Top of Data excerpts
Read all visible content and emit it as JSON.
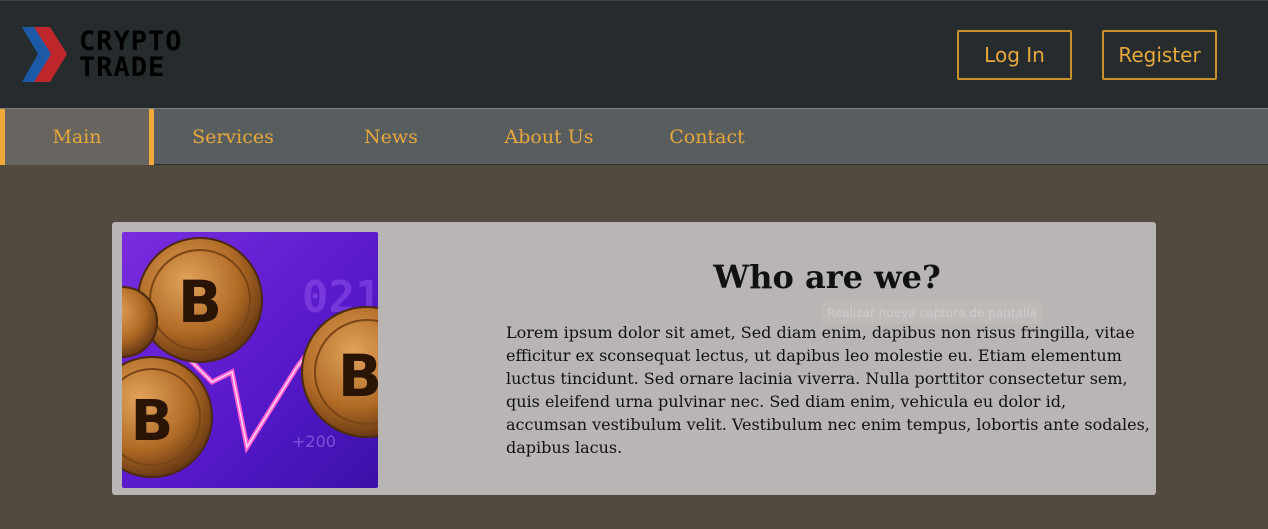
{
  "logo": {
    "line1": "CRYPTO",
    "line2": "TRADE",
    "colors": {
      "red": "#c0272d",
      "blue": "#1c5aa8"
    }
  },
  "header": {
    "login_label": "Log In",
    "register_label": "Register",
    "accent": "#c9932c"
  },
  "nav": {
    "items": [
      {
        "label": "Main",
        "active": true
      },
      {
        "label": "Services"
      },
      {
        "label": "News"
      },
      {
        "label": "About Us"
      },
      {
        "label": "Contact"
      }
    ]
  },
  "about": {
    "title": "Who are we?",
    "body": "Lorem ipsum dolor sit amet, Sed diam enim, dapibus non risus fringilla, vitae efficitur ex sconsequat lectus, ut dapibus leo molestie eu. Etiam elementum luctus tincidunt. Sed ornare lacinia viverra. Nulla porttitor consectetur sem, quis eleifend urna pulvinar nec. Sed diam enim, vehicula eu dolor id, accumsan vestibulum velit. Vestibulum nec enim tempus, lobortis ante sodales, dapibus lacus.",
    "image_icon": "bitcoin-coins-image",
    "tooltip": "Realizar nueva captura de pantalla"
  }
}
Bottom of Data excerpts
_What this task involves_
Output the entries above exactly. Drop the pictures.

_Answer to the exercise_
Read all visible content and emit it as JSON.
{
  "logo": {
    "line1": "CRYPTO",
    "line2": "TRADE",
    "colors": {
      "red": "#c0272d",
      "blue": "#1c5aa8"
    }
  },
  "header": {
    "login_label": "Log In",
    "register_label": "Register",
    "accent": "#c9932c"
  },
  "nav": {
    "items": [
      {
        "label": "Main",
        "active": true
      },
      {
        "label": "Services"
      },
      {
        "label": "News"
      },
      {
        "label": "About Us"
      },
      {
        "label": "Contact"
      }
    ]
  },
  "about": {
    "title": "Who are we?",
    "body": "Lorem ipsum dolor sit amet, Sed diam enim, dapibus non risus fringilla, vitae efficitur ex sconsequat lectus, ut dapibus leo molestie eu. Etiam elementum luctus tincidunt. Sed ornare lacinia viverra. Nulla porttitor consectetur sem, quis eleifend urna pulvinar nec. Sed diam enim, vehicula eu dolor id, accumsan vestibulum velit. Vestibulum nec enim tempus, lobortis ante sodales, dapibus lacus.",
    "image_icon": "bitcoin-coins-image",
    "tooltip": "Realizar nueva captura de pantalla"
  }
}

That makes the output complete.